, 1905, 224 pages
In the desolate, frozen northwest of Canada, a lone wolf fights a heroic daily fight for life in the wild. But after he is captured and cruelly abused by men, he becomes a force of pure rage. Only one man sees inside the killer to his intelligence and nobility. But can his kindness touch White Fang?
I never read White Fang as a kid, but I would have liked it. While Jack London wasn't writing primarily for children, it's very much a Boy's Adventure sort of novel, especially nowadays, when Alaska is no longer quite the unimaginable alien wilderness it was in London's day, and wolves are mostly consigned to lurking at the borders of civilization, and regarded more with pity (when not being exterminated) than fear. So the story of this half-dog, half-wolf who started out as an Indian sled dog and winds up the happy housepet of a judge in California reads as a quaint adventure from a bygone time.
White Fang tells the story of a wolf-dog born wild but eventually captured by an Alaskan Indian tribe and made to lead a sled. White Fang is the fiercest and most savage of his pack, and learns to fight and survive with greater cunning and skill than any of his kind. London imparts a great deal of willfulness and reasoning to White Fang that is probably more than could actually be attributed to a canine, but it reads almost believably, as if you're getting into the actual mind of this fierce, intelligent, savage creature who isn't quite a person and not quite fully sapient, but still has a definite personality and memories and motivations.
In many ways, White Fang is a Conan-like hero. He's a singular specimen of his kind, raised on hardship and brutality, genetically gifted, destined to become the most fearsome warrior in the land.

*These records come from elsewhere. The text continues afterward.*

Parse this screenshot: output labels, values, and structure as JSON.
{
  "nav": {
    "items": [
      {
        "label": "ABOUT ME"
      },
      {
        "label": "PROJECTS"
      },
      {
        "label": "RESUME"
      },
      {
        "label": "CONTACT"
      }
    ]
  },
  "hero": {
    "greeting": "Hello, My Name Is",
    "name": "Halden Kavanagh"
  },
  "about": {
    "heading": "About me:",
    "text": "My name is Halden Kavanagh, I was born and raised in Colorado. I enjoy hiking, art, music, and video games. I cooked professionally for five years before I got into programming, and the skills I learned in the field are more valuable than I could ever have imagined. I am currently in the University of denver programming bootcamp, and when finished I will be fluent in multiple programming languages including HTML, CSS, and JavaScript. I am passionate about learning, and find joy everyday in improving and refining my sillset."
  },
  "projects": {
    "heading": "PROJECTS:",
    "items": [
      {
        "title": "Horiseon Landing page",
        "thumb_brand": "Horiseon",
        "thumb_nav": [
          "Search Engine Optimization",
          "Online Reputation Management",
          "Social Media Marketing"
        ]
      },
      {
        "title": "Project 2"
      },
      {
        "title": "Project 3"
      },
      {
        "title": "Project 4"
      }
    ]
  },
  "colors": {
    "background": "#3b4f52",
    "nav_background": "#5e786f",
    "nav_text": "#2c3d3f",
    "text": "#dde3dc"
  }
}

He defeats dogs and wolves alike. He spends some time forced to become a fighting dog, at the hands of a particularly brutal white man, before he is taken by another white man who manages to earn his trust and loyalty and eventually (and improbably) bend him to domesticated life in sunny California.
White Fang's adventures are high-spirited and often bloody, but even when White Fang is being a real son-of-a-bitch, you're always rooting for the dog.
Also by Jack London: My reviews of The Call of the Wild and The Scarlet Plague.
My complete list of book reviews.